*What you need to do*:
Where does the string "text" appear in the records? Copy each line that holds it.

[Data to examine — start]

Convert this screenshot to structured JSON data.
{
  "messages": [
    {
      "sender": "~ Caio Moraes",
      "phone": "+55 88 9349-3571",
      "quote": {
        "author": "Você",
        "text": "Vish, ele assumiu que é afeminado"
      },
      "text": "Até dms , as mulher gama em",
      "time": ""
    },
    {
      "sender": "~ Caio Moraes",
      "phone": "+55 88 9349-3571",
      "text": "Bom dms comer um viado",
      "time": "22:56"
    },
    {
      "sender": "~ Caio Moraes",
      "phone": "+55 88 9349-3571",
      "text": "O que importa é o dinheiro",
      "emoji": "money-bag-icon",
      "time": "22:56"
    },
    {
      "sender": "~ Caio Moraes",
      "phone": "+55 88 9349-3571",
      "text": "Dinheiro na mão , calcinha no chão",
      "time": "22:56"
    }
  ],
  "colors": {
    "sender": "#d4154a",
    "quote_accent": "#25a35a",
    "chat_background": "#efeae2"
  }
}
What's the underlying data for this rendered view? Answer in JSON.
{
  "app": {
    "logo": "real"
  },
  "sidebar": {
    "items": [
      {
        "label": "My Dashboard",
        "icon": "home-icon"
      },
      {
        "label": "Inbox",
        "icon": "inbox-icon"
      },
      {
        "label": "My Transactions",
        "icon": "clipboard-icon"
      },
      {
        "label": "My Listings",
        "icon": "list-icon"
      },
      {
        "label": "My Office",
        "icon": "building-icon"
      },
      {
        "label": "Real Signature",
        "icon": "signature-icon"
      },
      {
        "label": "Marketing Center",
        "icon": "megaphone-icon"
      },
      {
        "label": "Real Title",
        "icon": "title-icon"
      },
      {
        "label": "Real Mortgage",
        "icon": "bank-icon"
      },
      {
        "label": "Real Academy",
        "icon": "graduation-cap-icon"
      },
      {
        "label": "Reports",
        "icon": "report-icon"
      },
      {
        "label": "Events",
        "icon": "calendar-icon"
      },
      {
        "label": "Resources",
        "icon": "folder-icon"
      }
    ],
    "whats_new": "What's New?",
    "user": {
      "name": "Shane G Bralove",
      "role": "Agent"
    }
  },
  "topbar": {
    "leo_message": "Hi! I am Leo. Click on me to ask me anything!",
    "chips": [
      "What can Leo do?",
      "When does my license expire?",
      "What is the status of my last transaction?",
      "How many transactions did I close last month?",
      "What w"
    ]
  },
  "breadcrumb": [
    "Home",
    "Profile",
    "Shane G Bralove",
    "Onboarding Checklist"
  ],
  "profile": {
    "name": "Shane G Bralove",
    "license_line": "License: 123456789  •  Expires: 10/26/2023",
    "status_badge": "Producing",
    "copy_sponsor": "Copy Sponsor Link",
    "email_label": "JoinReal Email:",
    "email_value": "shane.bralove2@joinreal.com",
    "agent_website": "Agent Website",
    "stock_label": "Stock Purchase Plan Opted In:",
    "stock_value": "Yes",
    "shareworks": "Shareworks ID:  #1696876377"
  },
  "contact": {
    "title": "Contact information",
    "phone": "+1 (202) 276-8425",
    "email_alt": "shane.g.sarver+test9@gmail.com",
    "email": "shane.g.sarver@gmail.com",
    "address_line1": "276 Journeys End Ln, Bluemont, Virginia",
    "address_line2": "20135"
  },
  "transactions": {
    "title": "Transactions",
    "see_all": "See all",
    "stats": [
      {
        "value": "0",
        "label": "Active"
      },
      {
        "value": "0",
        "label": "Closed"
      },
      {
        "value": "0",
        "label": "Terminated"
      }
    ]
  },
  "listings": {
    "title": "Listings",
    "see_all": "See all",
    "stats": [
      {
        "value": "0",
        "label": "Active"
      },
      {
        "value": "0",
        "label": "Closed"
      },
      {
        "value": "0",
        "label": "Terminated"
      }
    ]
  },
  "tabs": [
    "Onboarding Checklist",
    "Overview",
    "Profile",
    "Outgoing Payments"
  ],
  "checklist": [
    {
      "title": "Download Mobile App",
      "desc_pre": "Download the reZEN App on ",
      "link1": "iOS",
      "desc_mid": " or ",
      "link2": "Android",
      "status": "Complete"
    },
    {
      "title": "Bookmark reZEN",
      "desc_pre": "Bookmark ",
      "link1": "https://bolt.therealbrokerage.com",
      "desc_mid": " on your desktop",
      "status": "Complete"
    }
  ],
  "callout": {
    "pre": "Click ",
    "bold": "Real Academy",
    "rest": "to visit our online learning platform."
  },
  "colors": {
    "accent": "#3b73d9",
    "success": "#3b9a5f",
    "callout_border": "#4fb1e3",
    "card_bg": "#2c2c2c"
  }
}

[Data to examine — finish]

*Output below*:
        "text": "Vish, ele assumiu que é afeminado"
      "text": "Até dms , as mulher gama em",
      "text": "Bom dms comer um viado",
      "text": "O que importa é o dinheiro",
      "text": "Dinheiro na mão , calcinha no chão",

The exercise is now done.